10 years 50 weeks 5 days 19 hours ago


Interesting Article, I've actually

Interesting Article, I've actually been playing with this alot in my spare time. I find that installing a light operating system - ie basically minimum installation w/a gui, enabling SSH pop out 3 or 4 virtual machines about 20gig's a pop. Install them with tester OS's and services and see how long they last.. definatly has added alot of functionality to a network. I've recently attempted to install Kubuntu w/Vmware ESX 1.4 w/1 Guest of Kubuntu, and did about 5 Guest with in Guest OS's and they all sat on my network happy as could be running each other. I speculate that this could be a great way to build up a DMZ to appear to be a very large network w/o actually having to invest in the mutliple system types for peneration testing and such.

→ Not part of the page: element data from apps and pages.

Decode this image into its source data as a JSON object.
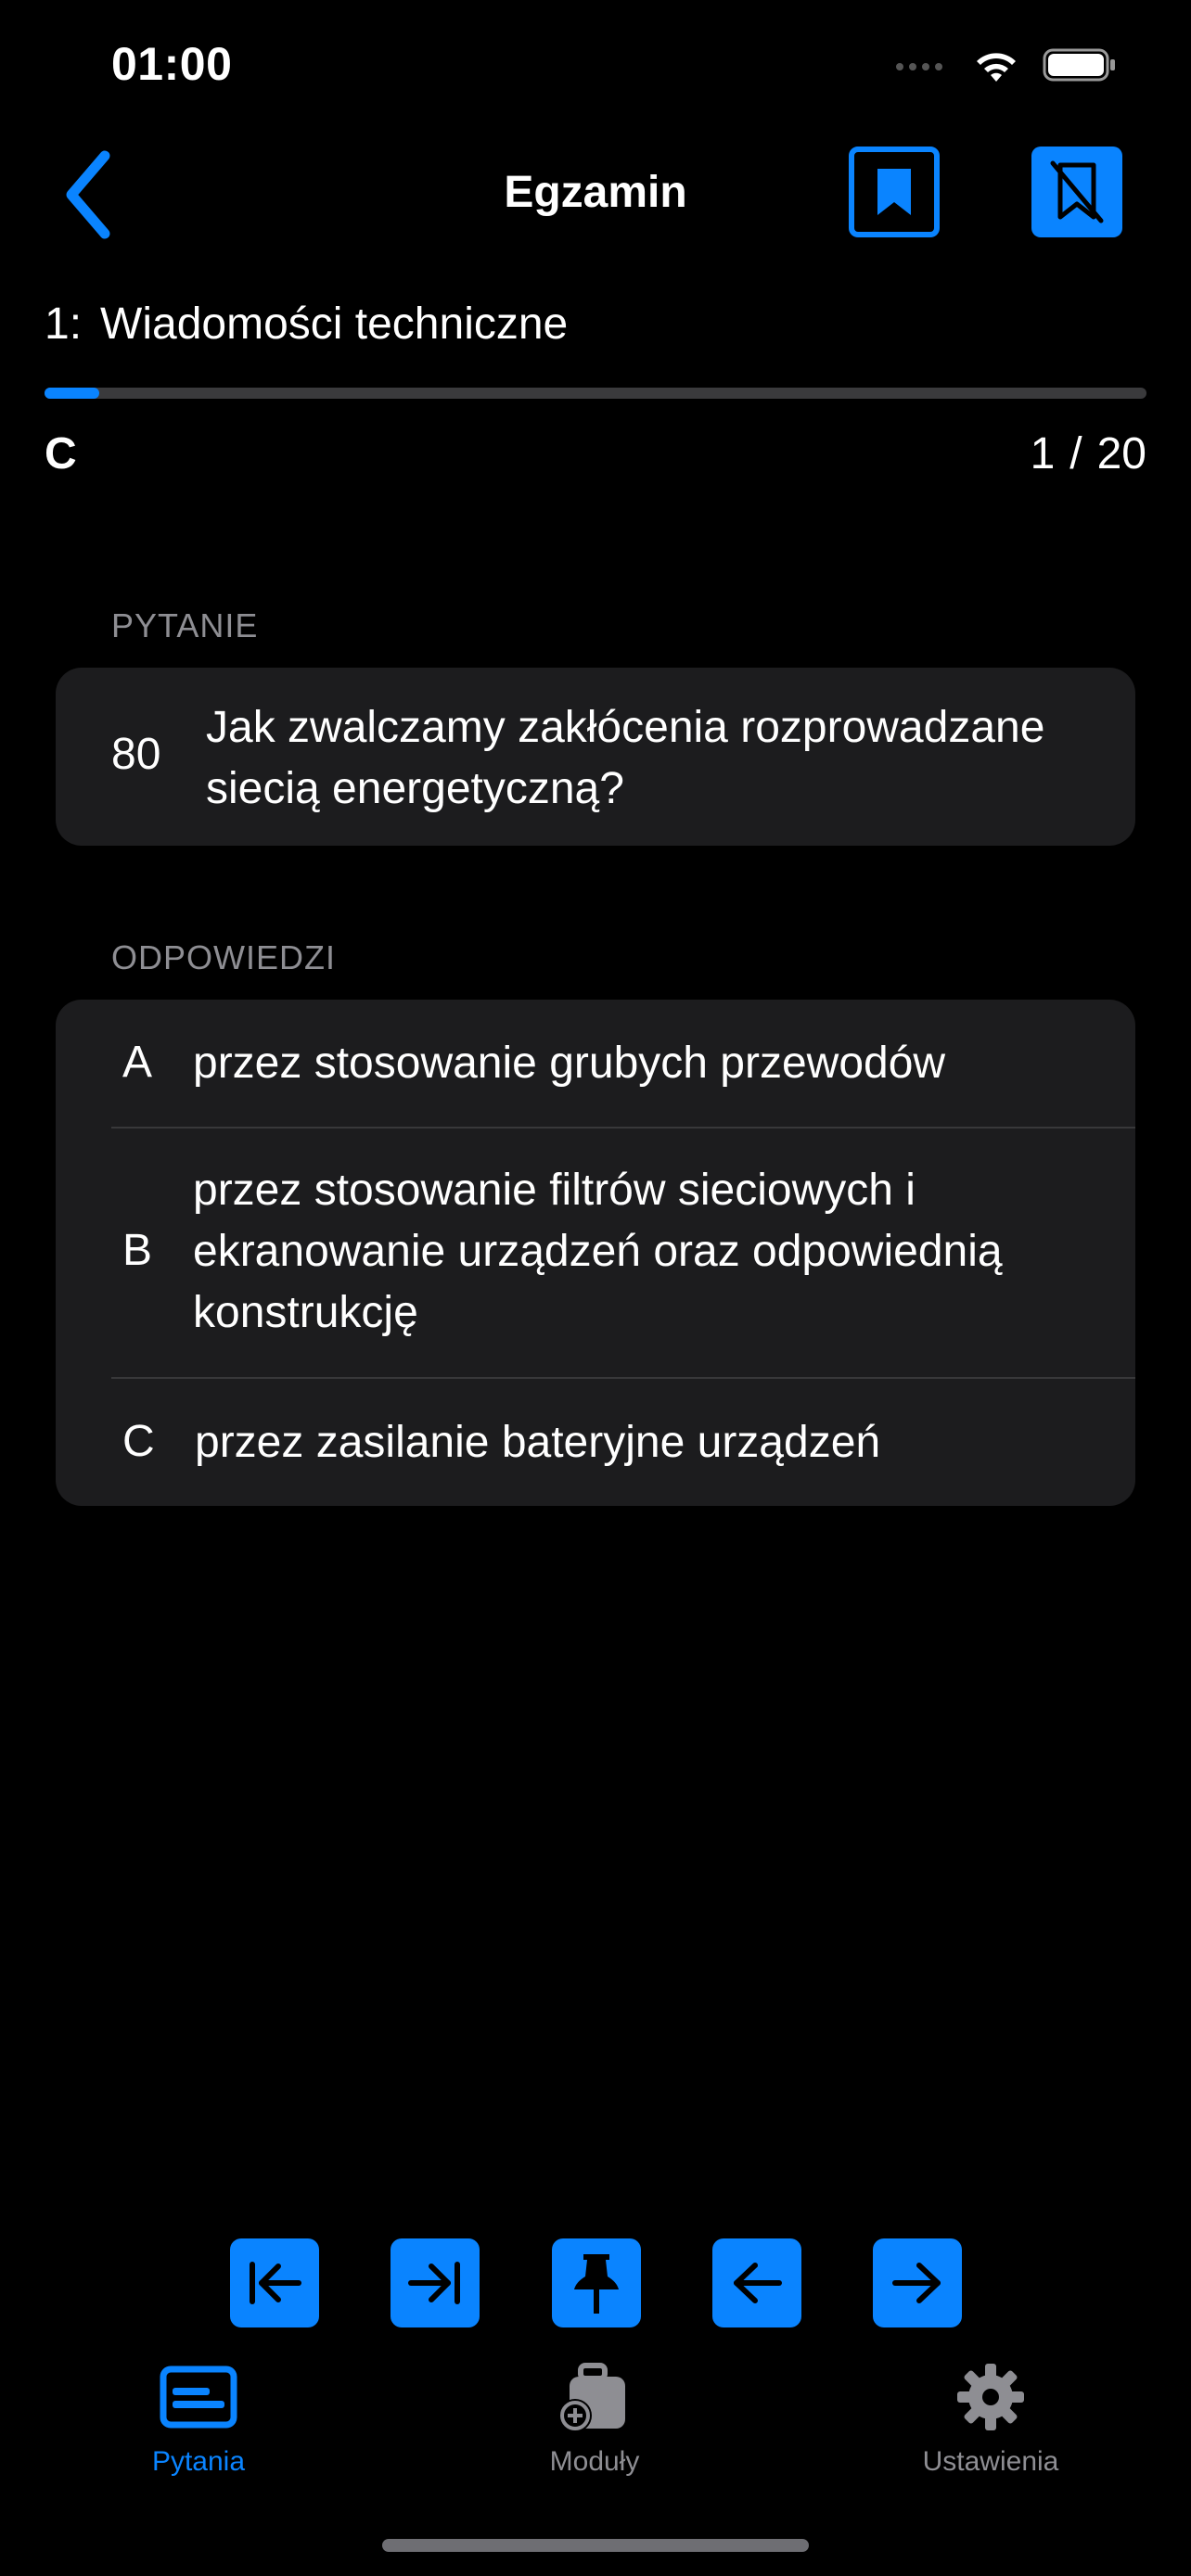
{
  "status_bar": {
    "time": "01:00"
  },
  "nav": {
    "title": "Egzamin"
  },
  "section": {
    "number": "1:",
    "title": "Wiadomości techniczne"
  },
  "progress": {
    "current": "1",
    "separator": "/",
    "total": "20",
    "fraction": 0.05
  },
  "correct_answer_letter": "C",
  "question": {
    "label": "PYTANIE",
    "number": "80",
    "text": "Jak zwalczamy zakłócenia rozprowadzane siecią energetyczną?"
  },
  "answers": {
    "label": "ODPOWIEDZI",
    "items": [
      {
        "letter": "A",
        "text": "przez stosowanie grubych przewodów"
      },
      {
        "letter": "B",
        "text": "przez stosowanie filtrów sieciowych i ekranowanie urządzeń oraz odpowiednią konstrukcję"
      },
      {
        "letter": "C",
        "text": "przez zasilanie bateryjne urządzeń"
      }
    ]
  },
  "toolbar": {
    "icons": [
      "first-question-icon",
      "last-question-icon",
      "pin-icon",
      "previous-icon",
      "next-icon"
    ]
  },
  "tabs": [
    {
      "label": "Pytania",
      "icon": "card-icon",
      "active": true
    },
    {
      "label": "Moduły",
      "icon": "add-module-icon",
      "active": false
    },
    {
      "label": "Ustawienia",
      "icon": "gear-icon",
      "active": false
    }
  ],
  "colors": {
    "accent": "#0a84ff",
    "inactive": "#8e8e93",
    "card": "#1c1c1e",
    "background": "#000000"
  }
}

I would be Curious to actually Use one Virtual machine as a Virtual Router. Set up another Virtual machine to run as a N-IDS system for the private network created by the Virtual router. Run a few hosts with Web services/Ftp/media server all on one machine and see where the break point is. I mean of course the break point is RAM, but lets put it out there that you had 4GB of RAM sitting on a Board w/3.3GHZ+ Intel chip. Maybe food for thought in why this is so great?